The subcommittee consists of Chris Clowes (Convenor), Greg Browne, Penny Cooke, Mike Johnston, Jack Grant-Mackie, Julie Palmer, Ian Raine and Arne Pallentin (who is Convenor of the GIS-Databases-Remote Sensing Special Interest Group).

Fossil Record File curators are Stephen Eagar (Victoria University), Ewan Fordyce (Otago University), Neville Hudson (Auckland University), Belinda Smith Lyttle (GNS, Dunedin), John Simes (GNS, Lower Hutt) and Jane Guise (Canterbury University).

What is the Fossil Record File?
One of the defining qualities of GSNZ that sets it apart from all other geological societies is its joint ownership (with the Institute of Geological and Nuclear Sciences, GNS) of a national research database known as the New Zealand Fossil Record File (FRF). This is a register of fossil localities that exists both electronically (as FRED: fossil record electronic database), and as a paper file. Access to FRED is free but detailed use requires registration. FRF is physically administered by six curators who are based in universities or GNS offices in the major centres (Dunedin, Christchurch, Wellington, Auckland). Day to day management and operation of FRED is carried out by GNS at its Lower Hutt office.

The New Zealand Fossil Record File is the envy of most other earth science communities globally. There is nothing quite like it anywhere else. Currently there are more than 86,000 fossil localities on record, and it grows daily. So far, about 65% of the paper files have been entered in FRED and the aim is to have all paper files entered. Paper files were initiated in 1946 and the electronic database in 1970.

What is the function of the FRF Subcommittee?
The function of the GSNZ FRF Subcommittee is to ensure that the Fossil Record File is managed and administered in a manner that is compatible with the original spirit intended of this database: that it is available as a resource for all earth scientists and especially members of GSNZ. The FRF Subcommittee is therefore charged with the task of ensuring that GSNZ interests are maintained. At present, the database is undergoing significant change as a function of improved software and computing facilities. Consequently, the FRF Subcommittee plays a role in any decision making associated with developments of the FRF and its use.

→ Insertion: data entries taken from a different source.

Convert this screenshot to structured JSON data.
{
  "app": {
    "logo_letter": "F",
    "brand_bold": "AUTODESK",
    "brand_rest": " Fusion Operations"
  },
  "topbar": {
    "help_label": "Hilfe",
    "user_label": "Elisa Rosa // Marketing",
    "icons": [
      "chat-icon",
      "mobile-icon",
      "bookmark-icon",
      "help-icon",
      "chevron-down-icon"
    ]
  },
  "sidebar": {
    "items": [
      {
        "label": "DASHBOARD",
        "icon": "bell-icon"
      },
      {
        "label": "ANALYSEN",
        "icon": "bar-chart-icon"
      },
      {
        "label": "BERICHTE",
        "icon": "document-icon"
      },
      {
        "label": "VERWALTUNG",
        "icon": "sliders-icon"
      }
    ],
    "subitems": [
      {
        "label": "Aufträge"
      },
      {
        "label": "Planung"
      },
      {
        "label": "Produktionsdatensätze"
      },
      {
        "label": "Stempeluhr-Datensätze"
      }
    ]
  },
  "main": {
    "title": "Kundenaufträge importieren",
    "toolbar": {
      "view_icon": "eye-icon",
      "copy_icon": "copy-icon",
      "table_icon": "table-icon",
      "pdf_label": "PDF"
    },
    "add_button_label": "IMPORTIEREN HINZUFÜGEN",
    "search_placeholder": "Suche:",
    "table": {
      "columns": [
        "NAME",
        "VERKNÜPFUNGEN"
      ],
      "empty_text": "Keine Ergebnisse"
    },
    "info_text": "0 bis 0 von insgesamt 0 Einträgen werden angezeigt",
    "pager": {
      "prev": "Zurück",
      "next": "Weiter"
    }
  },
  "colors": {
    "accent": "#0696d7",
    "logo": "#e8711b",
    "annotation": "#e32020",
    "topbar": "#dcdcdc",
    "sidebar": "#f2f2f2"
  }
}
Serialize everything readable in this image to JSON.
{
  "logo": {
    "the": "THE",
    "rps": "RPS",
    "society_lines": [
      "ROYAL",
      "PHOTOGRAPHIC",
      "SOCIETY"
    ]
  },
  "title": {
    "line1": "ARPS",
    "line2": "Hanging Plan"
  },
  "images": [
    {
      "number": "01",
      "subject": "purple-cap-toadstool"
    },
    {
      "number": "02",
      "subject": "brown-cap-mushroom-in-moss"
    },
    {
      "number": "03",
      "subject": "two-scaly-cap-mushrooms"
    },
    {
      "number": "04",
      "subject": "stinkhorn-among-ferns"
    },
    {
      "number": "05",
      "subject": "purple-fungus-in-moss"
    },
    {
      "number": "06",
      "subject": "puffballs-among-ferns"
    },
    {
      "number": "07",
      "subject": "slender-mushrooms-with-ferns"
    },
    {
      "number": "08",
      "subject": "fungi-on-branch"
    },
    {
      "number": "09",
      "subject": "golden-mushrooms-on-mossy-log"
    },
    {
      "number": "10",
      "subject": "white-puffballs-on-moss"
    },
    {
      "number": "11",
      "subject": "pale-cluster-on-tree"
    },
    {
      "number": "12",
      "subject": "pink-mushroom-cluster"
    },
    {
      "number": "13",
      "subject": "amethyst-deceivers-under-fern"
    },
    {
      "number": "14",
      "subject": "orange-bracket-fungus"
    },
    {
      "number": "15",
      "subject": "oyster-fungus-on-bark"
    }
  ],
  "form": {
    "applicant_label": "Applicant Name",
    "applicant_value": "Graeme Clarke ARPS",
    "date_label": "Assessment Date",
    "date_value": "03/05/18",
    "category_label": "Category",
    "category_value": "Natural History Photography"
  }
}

Meeting and reporting
The FRF Subcommittee meets infrequently as needs-be, usually with the FRF Curators, and the Convenor reports on activities to GSNZ on an annual basis. The last meeting of the FRF Subcommittee was Friday 20 May 2005.

See the FRED and STRATLEX links on the databases page.